Arnold Palmer – Rest in Peace.


I know it is football season, but I just recently listened to Steph Curry’s acceptance speech for being named the NBA’s MVP for the second straight year.  I heard a couple things that I wanted to share with you.  The first was all the people he thanked for his success – which of course is what you do in an acceptance speech.   But it got me thinking about how many people in our own personal and profession lives play such an integral role in our own individual development and success.  We don’t all have the public platform to thank those people collectively, but wouldn’t it be great if on a daily basis we reached out to one or two to personally thank them and show our appreciation for the impact they have had on our lives.  On the flipside, think about how many people we each have had a positive influence and/or help to reach their full potential?

Along those same lines, the second thing he said that impressed me, was that much of his success he owed to surrounding himself with people who pushed him to be the best he can be.  In order to grow, we need a certain amount of conflict and struggle in our lives.  If we have people around us who are always agreeing with us or taking it easy on us, we will never be challenged to improve.   I once heard Former Secretary of State Condoleeza Rice tell a group of college students “if all your friends agree with you, then you need a new set of friends.”   They say for a butterfly to be as strong as it can be, it must struggle against the sides of its cocoon before it breaks through and flies away.  Likewise, we need to surround ourselves with people who bring out the best in us and push us to be the best we can be.  And in turn, we need to push those around us to be as successful as they can be.

Keeping these two things in mind, it brings to memory the quote by the great American orator, Robert Ingersoll, who said “we all rise by lifting others.”  We should each make an effort each day to bring out the best in someone else.  If we do, we will all be MVPs.

I want to wish you all the very best and much continued success.


This weekend marked the beginning of another NFL season.  As I was watching all the games this weekend, it dawned on me how much of sale’s related businesses are like football.

Often we have our sale’s “TEAM.”    Every day we seem to “RUN” from one appointment to the next.  We “PASS” along leads, referrals or delegated tasks.  We sometimes get “SACKED” by our clients who “BLINDSIDE” us by deciding to cancel their deal or choosing to use someone else.   Our opportunities sometime get “BLOCKED” by a client’s objections.  We may feel like we are being “TACKLED” when we are confronted by unforeseen obstacles or issues that may arise during a transaction.  We “PUNT” on opportunities that aren’t worth our time or efforts.  But hopefully, with a great “GAME PLAN” in place, we ultimately “SCORE” new clients, deals and other opportunities.   And with our superior skill and talents, we wind up with a “WIN” as our transaction comes to a successful close.

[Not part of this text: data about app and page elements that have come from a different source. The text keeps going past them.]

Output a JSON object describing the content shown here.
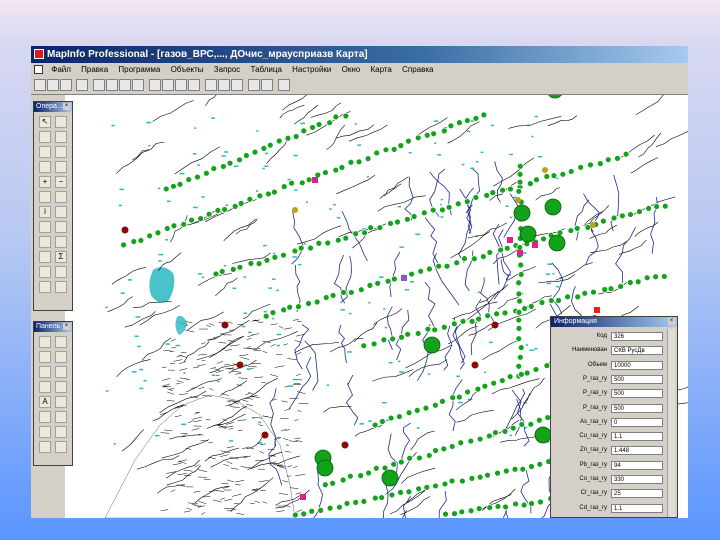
{
  "app": {
    "title": "MapInfo Professional - [газов_ВРС,..., ДОчис_мраусприазв Карта]"
  },
  "menu": [
    "Файл",
    "Правка",
    "Программа",
    "Объекты",
    "Запрос",
    "Таблица",
    "Настройки",
    "Окно",
    "Карта",
    "Справка"
  ],
  "palettes": {
    "operations_title": "Опера...",
    "panel_title": "Панель",
    "text_tool_label": "A"
  },
  "info": {
    "title": "Информация",
    "rows": [
      {
        "label": "Код",
        "value": "326"
      },
      {
        "label": "Наименован",
        "value": "СКВ РусДв"
      },
      {
        "label": "Объем",
        "value": "10000"
      },
      {
        "label": "P_газ_гу",
        "value": "500"
      },
      {
        "label": "P_газ_гу",
        "value": "500"
      },
      {
        "label": "P_газ_гу",
        "value": "500"
      },
      {
        "label": "As_газ_гу",
        "value": "0"
      },
      {
        "label": "Cu_газ_гу",
        "value": "1.1"
      },
      {
        "label": "Zn_газ_гу",
        "value": "1.448"
      },
      {
        "label": "Pb_газ_гу",
        "value": "94"
      },
      {
        "label": "Co_газ_гу",
        "value": "330"
      },
      {
        "label": "Cr_газ_гу",
        "value": "25"
      },
      {
        "label": "Cd_газ_гу",
        "value": "1.1"
      }
    ]
  },
  "colors": {
    "window_bg": "#d4d0c8",
    "map_lines": "#000000",
    "rivers": "#1f2a8a",
    "lakes": "#29b8c0",
    "green_marker": "#12a31a",
    "dark_red_marker": "#8a0a0a",
    "magenta_marker": "#e0208c",
    "olive_marker": "#b8a020",
    "red_marker": "#ff1a1a"
  }
}
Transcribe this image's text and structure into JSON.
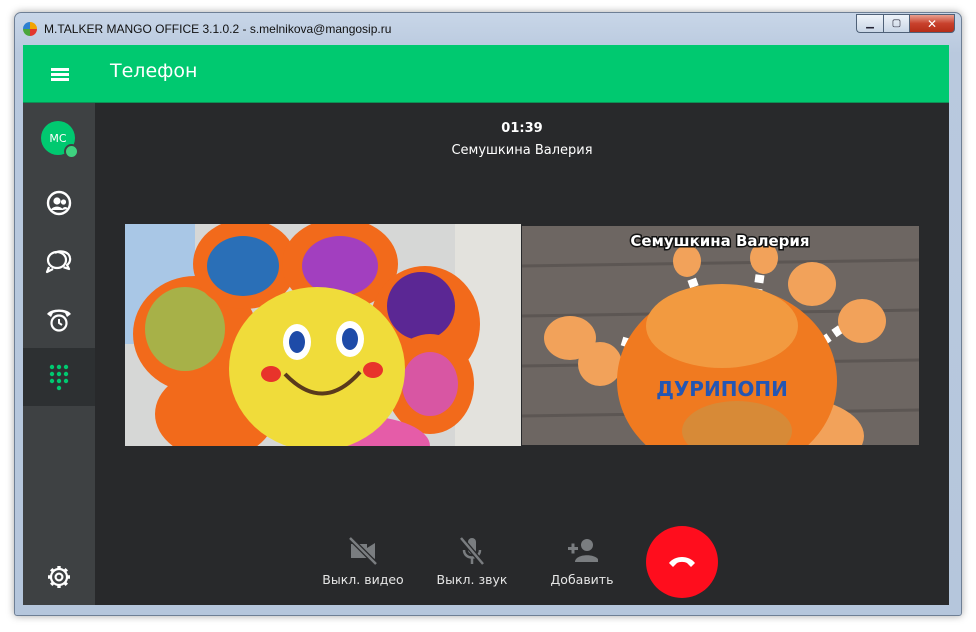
{
  "window": {
    "title": "M.TALKER MANGO OFFICE 3.1.0.2 - s.melnikova@mangosip.ru",
    "controls": {
      "minimize": "▁",
      "maximize": "▢",
      "close": "✕"
    }
  },
  "appbar": {
    "title": "Телефон"
  },
  "sidebar": {
    "avatar_initials": "MC",
    "items": [
      {
        "id": "contacts",
        "icon": "contacts-icon"
      },
      {
        "id": "chats",
        "icon": "chat-icon"
      },
      {
        "id": "history",
        "icon": "call-history-icon"
      },
      {
        "id": "dialpad",
        "icon": "dialpad-icon",
        "active": true
      }
    ],
    "settings_icon": "gear-icon"
  },
  "call": {
    "timer": "01:39",
    "caller_name": "Семушкина Валерия",
    "remote_video_label": "Семушкина Валерия"
  },
  "controls": {
    "video_off": "Выкл. видео",
    "mute": "Выкл. звук",
    "add": "Добавить"
  },
  "colors": {
    "accent": "#00c970",
    "sidebar": "#3e4143",
    "background": "#28292b",
    "hangup": "#ff0d1d",
    "active_icon": "#00c970"
  }
}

As we bring this 2016 “SEASON” to close and look forward to 2017, here are a few tips that are synonymous with football players to help you have your own personal “CHAMPIONSHIP” or sale’s “DYNASTY”:

  1. COACHING – It’s a good idea to have a great coach in your corner to help you build your goals and plan then hold you accountable to them.
  2. PRACTICE – whether it be your sale’s scripts, style or approach, you must practice.  Joe Montana once said he practiced and prepared almost 50 hours a week to get ready for 1 hour of football on Sunday.  Always seek opportunities to hone your craft with education, training and repetition.
  3. BE PASSIONATE – sales is a tough full contact sport.  You need to love what you do.   This passion will be evident to those around you and attract opportunities to you.
  4. COMPETE – Don’t be afraid to go after, and fight for, new clients and opportunities every day.  You bring something unique to your business – YOU!!!  Be proud to show YOU off.
  5. HARD WORK, DEDICATION and COMMITMENT – you need to be a 24/7 salesperson to build your brand and your business.  Roll up your sleeves, get down in the trenches, and go belly to belly.  You need to “connect to convert.”

Hopefully with this “GAME PLAN” you too will have a successful season.  Wishing you all the very best and much continued success.